* [Exercise goal] Reproduce the entries below in full, word for word.

::: Dataset content

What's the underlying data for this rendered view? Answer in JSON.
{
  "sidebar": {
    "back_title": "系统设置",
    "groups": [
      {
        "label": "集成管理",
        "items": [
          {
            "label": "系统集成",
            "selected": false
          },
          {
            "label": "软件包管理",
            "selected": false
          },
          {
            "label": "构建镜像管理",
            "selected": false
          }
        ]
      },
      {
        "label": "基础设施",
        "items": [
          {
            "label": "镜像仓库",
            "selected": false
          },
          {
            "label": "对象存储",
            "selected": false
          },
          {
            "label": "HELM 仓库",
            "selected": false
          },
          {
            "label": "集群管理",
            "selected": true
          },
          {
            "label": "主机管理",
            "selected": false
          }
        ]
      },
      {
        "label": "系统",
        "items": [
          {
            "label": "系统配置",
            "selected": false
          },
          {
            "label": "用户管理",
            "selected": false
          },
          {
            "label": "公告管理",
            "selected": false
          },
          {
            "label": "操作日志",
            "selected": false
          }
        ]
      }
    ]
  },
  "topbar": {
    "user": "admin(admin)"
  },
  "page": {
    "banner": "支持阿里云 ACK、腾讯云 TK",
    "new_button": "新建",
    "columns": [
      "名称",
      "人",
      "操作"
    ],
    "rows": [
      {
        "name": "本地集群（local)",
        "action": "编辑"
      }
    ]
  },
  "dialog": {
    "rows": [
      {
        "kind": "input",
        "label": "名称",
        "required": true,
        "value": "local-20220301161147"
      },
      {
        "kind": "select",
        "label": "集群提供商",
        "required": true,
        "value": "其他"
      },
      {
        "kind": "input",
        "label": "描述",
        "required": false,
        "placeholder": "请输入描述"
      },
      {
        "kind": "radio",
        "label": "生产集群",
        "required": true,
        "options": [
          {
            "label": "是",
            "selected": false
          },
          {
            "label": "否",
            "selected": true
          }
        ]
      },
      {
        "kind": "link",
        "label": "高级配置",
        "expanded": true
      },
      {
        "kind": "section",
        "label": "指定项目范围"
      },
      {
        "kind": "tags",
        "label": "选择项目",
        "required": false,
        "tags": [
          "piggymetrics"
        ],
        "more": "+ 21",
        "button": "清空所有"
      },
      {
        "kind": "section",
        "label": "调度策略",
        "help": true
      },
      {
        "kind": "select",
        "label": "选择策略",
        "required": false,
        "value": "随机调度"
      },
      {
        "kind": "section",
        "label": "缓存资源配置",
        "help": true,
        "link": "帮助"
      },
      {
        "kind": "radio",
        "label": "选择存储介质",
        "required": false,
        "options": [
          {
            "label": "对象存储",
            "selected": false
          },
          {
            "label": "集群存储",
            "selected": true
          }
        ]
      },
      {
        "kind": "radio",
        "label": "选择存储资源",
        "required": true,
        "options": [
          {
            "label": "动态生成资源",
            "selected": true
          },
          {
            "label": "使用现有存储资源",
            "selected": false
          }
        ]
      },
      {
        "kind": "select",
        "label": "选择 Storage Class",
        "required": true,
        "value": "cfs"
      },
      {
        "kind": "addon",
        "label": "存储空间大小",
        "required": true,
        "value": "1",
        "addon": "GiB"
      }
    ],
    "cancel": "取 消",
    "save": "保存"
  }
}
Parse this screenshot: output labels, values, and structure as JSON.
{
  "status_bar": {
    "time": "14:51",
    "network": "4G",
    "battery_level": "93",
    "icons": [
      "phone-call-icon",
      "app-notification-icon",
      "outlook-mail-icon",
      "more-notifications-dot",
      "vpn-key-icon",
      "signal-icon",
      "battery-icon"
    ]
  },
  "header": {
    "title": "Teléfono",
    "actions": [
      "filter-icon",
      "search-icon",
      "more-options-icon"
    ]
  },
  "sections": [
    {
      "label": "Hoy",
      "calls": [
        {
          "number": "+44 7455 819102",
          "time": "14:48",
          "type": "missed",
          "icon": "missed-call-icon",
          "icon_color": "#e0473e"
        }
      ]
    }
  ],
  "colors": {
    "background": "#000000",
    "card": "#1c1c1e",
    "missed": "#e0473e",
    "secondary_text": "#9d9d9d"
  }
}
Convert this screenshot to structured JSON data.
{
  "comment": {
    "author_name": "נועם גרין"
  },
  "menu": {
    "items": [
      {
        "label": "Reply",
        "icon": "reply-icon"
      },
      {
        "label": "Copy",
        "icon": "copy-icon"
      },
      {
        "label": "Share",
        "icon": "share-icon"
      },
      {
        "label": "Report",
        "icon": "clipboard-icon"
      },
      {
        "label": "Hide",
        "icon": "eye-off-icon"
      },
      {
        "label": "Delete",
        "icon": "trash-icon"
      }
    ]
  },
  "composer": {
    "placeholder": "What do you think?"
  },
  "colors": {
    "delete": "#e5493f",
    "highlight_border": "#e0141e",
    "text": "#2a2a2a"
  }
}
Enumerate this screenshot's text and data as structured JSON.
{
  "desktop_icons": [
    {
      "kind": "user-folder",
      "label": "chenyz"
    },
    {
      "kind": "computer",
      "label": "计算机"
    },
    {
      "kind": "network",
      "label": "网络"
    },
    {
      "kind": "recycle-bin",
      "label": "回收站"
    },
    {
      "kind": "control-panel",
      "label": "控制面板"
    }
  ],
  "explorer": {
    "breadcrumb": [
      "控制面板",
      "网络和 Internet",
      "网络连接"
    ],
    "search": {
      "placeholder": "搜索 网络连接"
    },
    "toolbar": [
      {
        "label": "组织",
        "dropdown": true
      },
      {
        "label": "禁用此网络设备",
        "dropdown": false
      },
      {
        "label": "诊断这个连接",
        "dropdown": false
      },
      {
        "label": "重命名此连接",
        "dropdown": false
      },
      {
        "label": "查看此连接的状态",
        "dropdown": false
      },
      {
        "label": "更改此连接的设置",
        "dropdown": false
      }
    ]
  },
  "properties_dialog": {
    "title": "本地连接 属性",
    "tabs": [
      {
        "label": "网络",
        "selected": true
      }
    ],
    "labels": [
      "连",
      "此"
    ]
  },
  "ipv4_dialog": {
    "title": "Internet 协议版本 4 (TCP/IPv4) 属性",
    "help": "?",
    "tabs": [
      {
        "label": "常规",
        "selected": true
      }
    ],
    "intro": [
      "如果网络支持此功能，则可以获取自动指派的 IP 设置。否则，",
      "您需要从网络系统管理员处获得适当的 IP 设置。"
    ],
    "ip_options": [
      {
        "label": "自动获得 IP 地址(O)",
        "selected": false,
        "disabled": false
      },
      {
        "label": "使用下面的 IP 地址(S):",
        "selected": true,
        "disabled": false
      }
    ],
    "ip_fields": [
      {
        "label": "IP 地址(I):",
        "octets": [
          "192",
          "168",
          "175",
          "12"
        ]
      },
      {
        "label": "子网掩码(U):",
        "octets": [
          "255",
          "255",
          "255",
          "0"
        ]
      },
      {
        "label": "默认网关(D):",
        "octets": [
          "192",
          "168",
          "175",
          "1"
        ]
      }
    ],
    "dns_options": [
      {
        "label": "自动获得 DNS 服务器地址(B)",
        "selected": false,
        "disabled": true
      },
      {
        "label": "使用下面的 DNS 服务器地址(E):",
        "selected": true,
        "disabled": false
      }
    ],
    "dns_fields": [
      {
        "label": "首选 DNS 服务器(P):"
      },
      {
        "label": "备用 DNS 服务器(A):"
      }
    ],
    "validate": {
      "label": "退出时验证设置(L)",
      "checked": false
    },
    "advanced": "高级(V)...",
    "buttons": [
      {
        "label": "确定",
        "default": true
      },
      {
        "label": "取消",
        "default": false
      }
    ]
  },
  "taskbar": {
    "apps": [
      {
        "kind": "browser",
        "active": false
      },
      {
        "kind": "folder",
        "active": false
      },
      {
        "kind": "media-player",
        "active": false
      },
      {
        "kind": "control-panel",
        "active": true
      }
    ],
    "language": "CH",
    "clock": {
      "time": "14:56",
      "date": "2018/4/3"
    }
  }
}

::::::

* [Response area]
What's the underlying data for this rendered view? Answer in JSON.
{
  "sidebar": {
    "back_title": "系统设置",
    "groups": [
      {
        "label": "集成管理",
        "items": [
          {
            "label": "系统集成",
            "selected": false
          },
          {
            "label": "软件包管理",
            "selected": false
          },
          {
            "label": "构建镜像管理",
            "selected": false
          }
        ]
      },
      {
        "label": "基础设施",
        "items": [
          {
            "label": "镜像仓库",
            "selected": false
          },
          {
            "label": "对象存储",
            "selected": false
          },
          {
            "label": "HELM 仓库",
            "selected": false
          },
          {
            "label": "集群管理",
            "selected": true
          },
          {
            "label": "主机管理",
            "selected": false
          }
        ]
      },
      {
        "label": "系统",
        "items": [
          {
            "label": "系统配置",
            "selected": false
          },
          {
            "label": "用户管理",
            "selected": false
          },
          {
            "label": "公告管理",
            "selected": false
          },
          {
            "label": "操作日志",
            "selected": false
          }
        ]
      }
    ]
  },
  "topbar": {
    "user": "admin(admin)"
  },
  "page": {
    "banner": "支持阿里云 ACK、腾讯云 TK",
    "new_button": "新建",
    "columns": [
      "名称",
      "人",
      "操作"
    ],
    "rows": [
      {
        "name": "本地集群（local)",
        "action": "编辑"
      }
    ]
  },
  "dialog": {
    "rows": [
      {
        "kind": "input",
        "label": "名称",
        "required": true,
        "value": "local-20220301161147"
      },
      {
        "kind": "select",
        "label": "集群提供商",
        "required": true,
        "value": "其他"
      },
      {
        "kind": "input",
        "label": "描述",
        "required": false,
        "placeholder": "请输入描述"
      },
      {
        "kind": "radio",
        "label": "生产集群",
        "required": true,
        "options": [
          {
            "label": "是",
            "selected": false
          },
          {
            "label": "否",
            "selected": true
          }
        ]
      },
      {
        "kind": "link",
        "label": "高级配置",
        "expanded": true
      },
      {
        "kind": "section",
        "label": "指定项目范围"
      },
      {
        "kind": "tags",
        "label": "选择项目",
        "required": false,
        "tags": [
          "piggymetrics"
        ],
        "more": "+ 21",
        "button": "清空所有"
      },
      {
        "kind": "section",
        "label": "调度策略",
        "help": true
      },
      {
        "kind": "select",
        "label": "选择策略",
        "required": false,
        "value": "随机调度"
      },
      {
        "kind": "section",
        "label": "缓存资源配置",
        "help": true,
        "link": "帮助"
      },
      {
        "kind": "radio",
        "label": "选择存储介质",
        "required": false,
        "options": [
          {
            "label": "对象存储",
            "selected": false
          },
          {
            "label": "集群存储",
            "selected": true
          }
        ]
      },
      {
        "kind": "radio",
        "label": "选择存储资源",
        "required": true,
        "options": [
          {
            "label": "动态生成资源",
            "selected": true
          },
          {
            "label": "使用现有存储资源",
            "selected": false
          }
        ]
      },
      {
        "kind": "select",
        "label": "选择 Storage Class",
        "required": true,
        "value": "cfs"
      },
      {
        "kind": "addon",
        "label": "存储空间大小",
        "required": true,
        "value": "1",
        "addon": "GiB"
      }
    ],
    "cancel": "取 消",
    "save": "保存"
  }
}
Parse this screenshot: output labels, values, and structure as JSON.
{
  "status_bar": {
    "time": "14:51",
    "network": "4G",
    "battery_level": "93",
    "icons": [
      "phone-call-icon",
      "app-notification-icon",
      "outlook-mail-icon",
      "more-notifications-dot",
      "vpn-key-icon",
      "signal-icon",
      "battery-icon"
    ]
  },
  "header": {
    "title": "Teléfono",
    "actions": [
      "filter-icon",
      "search-icon",
      "more-options-icon"
    ]
  },
  "sections": [
    {
      "label": "Hoy",
      "calls": [
        {
          "number": "+44 7455 819102",
          "time": "14:48",
          "type": "missed",
          "icon": "missed-call-icon",
          "icon_color": "#e0473e"
        }
      ]
    }
  ],
  "colors": {
    "background": "#000000",
    "card": "#1c1c1e",
    "missed": "#e0473e",
    "secondary_text": "#9d9d9d"
  }
}
Convert this screenshot to structured JSON data.
{
  "comment": {
    "author_name": "נועם גרין"
  },
  "menu": {
    "items": [
      {
        "label": "Reply",
        "icon": "reply-icon"
      },
      {
        "label": "Copy",
        "icon": "copy-icon"
      },
      {
        "label": "Share",
        "icon": "share-icon"
      },
      {
        "label": "Report",
        "icon": "clipboard-icon"
      },
      {
        "label": "Hide",
        "icon": "eye-off-icon"
      },
      {
        "label": "Delete",
        "icon": "trash-icon"
      }
    ]
  },
  "composer": {
    "placeholder": "What do you think?"
  },
  "colors": {
    "delete": "#e5493f",
    "highlight_border": "#e0141e",
    "text": "#2a2a2a"
  }
}
Enumerate this screenshot's text and data as structured JSON.
{
  "desktop_icons": [
    {
      "kind": "user-folder",
      "label": "chenyz"
    },
    {
      "kind": "computer",
      "label": "计算机"
    },
    {
      "kind": "network",
      "label": "网络"
    },
    {
      "kind": "recycle-bin",
      "label": "回收站"
    },
    {
      "kind": "control-panel",
      "label": "控制面板"
    }
  ],
  "explorer": {
    "breadcrumb": [
      "控制面板",
      "网络和 Internet",
      "网络连接"
    ],
    "search": {
      "placeholder": "搜索 网络连接"
    },
    "toolbar": [
      {
        "label": "组织",
        "dropdown": true
      },
      {
        "label": "禁用此网络设备",
        "dropdown": false
      },
      {
        "label": "诊断这个连接",
        "dropdown": false
      },
      {
        "label": "重命名此连接",
        "dropdown": false
      },
      {
        "label": "查看此连接的状态",
        "dropdown": false
      },
      {
        "label": "更改此连接的设置",
        "dropdown": false
      }
    ]
  },
  "properties_dialog": {
    "title": "本地连接 属性",
    "tabs": [
      {
        "label": "网络",
        "selected": true
      }
    ],
    "labels": [
      "连",
      "此"
    ]
  },
  "ipv4_dialog": {
    "title": "Internet 协议版本 4 (TCP/IPv4) 属性",
    "help": "?",
    "tabs": [
      {
        "label": "常规",
        "selected": true
      }
    ],
    "intro": [
      "如果网络支持此功能，则可以获取自动指派的 IP 设置。否则，",
      "您需要从网络系统管理员处获得适当的 IP 设置。"
    ],
    "ip_options": [
      {
        "label": "自动获得 IP 地址(O)",
        "selected": false,
        "disabled": false
      },
      {
        "label": "使用下面的 IP 地址(S):",
        "selected": true,
        "disabled": false
      }
    ],
    "ip_fields": [
      {
        "label": "IP 地址(I):",
        "octets": [
          "192",
          "168",
          "175",
          "12"
        ]
      },
      {
        "label": "子网掩码(U):",
        "octets": [
          "255",
          "255",
          "255",
          "0"
        ]
      },
      {
        "label": "默认网关(D):",
        "octets": [
          "192",
          "168",
          "175",
          "1"
        ]
      }
    ],
    "dns_options": [
      {
        "label": "自动获得 DNS 服务器地址(B)",
        "selected": false,
        "disabled": true
      },
      {
        "label": "使用下面的 DNS 服务器地址(E):",
        "selected": true,
        "disabled": false
      }
    ],
    "dns_fields": [
      {
        "label": "首选 DNS 服务器(P):"
      },
      {
        "label": "备用 DNS 服务器(A):"
      }
    ],
    "validate": {
      "label": "退出时验证设置(L)",
      "checked": false
    },
    "advanced": "高级(V)...",
    "buttons": [
      {
        "label": "确定",
        "default": true
      },
      {
        "label": "取消",
        "default": false
      }
    ]
  },
  "taskbar": {
    "apps": [
      {
        "kind": "browser",
        "active": false
      },
      {
        "kind": "folder",
        "active": false
      },
      {
        "kind": "media-player",
        "active": false
      },
      {
        "kind": "control-panel",
        "active": true
      }
    ],
    "language": "CH",
    "clock": {
      "time": "14:56",
      "date": "2018/4/3"
    }
  }
}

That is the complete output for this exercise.